◆ PROMPT
Report how many lines below contain the word "avatar". Write only that number.

(Extracted data entries)

* * *

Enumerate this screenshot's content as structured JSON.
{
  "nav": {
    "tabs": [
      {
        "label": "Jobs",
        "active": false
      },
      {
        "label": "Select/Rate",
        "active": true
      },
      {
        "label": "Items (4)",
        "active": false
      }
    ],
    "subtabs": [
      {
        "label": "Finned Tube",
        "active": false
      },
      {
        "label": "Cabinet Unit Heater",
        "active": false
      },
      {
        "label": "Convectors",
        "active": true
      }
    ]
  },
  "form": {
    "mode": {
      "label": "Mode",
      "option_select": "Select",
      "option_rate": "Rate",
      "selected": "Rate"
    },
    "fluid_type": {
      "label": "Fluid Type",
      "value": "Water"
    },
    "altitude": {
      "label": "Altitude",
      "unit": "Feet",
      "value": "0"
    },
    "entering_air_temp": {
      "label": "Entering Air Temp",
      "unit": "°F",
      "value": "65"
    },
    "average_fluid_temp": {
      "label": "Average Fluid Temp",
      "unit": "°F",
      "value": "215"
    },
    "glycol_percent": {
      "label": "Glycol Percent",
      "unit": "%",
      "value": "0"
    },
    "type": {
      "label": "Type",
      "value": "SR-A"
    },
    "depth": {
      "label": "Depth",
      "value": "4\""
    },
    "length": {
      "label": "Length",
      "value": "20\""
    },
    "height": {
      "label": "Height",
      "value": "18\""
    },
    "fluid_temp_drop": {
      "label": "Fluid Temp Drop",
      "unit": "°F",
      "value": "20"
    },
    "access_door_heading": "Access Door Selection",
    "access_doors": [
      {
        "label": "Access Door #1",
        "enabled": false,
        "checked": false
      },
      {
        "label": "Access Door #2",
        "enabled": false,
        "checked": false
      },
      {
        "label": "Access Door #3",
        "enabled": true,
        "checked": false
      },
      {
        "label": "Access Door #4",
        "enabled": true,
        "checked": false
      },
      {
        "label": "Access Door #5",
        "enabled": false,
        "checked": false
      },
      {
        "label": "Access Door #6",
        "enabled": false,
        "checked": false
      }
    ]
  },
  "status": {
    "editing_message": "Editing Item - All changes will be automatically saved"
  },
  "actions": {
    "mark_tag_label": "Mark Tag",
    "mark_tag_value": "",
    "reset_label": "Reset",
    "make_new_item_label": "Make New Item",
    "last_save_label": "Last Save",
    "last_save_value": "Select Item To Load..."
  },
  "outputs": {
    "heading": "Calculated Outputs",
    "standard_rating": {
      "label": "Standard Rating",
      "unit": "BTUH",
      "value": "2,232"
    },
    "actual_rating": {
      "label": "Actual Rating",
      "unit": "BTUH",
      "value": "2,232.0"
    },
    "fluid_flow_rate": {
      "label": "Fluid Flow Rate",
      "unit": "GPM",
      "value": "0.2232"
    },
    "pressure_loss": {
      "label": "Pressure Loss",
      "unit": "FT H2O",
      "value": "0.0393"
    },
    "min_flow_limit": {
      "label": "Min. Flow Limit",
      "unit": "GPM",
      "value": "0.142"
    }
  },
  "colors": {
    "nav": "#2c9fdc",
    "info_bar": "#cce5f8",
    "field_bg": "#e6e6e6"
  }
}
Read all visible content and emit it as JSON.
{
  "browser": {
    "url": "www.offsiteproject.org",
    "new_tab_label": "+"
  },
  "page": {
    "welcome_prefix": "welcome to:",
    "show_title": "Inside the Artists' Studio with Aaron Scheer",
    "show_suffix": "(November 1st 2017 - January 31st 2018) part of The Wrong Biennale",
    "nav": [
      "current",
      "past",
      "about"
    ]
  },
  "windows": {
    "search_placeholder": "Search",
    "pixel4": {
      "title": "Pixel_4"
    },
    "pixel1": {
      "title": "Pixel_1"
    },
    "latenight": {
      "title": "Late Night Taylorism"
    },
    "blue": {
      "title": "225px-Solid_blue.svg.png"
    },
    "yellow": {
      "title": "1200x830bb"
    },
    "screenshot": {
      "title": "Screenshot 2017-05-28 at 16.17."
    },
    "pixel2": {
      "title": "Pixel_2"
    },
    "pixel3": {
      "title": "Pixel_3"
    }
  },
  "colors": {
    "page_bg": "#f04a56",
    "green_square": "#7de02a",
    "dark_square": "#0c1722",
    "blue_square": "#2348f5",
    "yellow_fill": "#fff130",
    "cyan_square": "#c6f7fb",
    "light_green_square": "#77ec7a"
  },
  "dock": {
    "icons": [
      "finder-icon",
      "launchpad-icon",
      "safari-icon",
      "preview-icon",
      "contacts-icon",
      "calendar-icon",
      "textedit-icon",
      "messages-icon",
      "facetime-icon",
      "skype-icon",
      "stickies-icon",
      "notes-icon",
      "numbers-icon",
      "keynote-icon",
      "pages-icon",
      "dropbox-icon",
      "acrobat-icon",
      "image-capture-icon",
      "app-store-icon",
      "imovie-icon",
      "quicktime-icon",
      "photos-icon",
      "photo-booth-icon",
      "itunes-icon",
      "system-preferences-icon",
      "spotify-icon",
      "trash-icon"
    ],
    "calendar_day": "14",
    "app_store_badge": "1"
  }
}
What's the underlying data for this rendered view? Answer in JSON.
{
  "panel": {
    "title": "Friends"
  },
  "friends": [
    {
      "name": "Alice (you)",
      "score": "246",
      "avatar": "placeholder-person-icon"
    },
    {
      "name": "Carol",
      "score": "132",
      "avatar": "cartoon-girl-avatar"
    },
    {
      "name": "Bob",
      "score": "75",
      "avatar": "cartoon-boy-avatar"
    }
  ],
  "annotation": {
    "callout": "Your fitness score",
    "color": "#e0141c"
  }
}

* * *

◆ ANSWER TO THE PROBLEM
3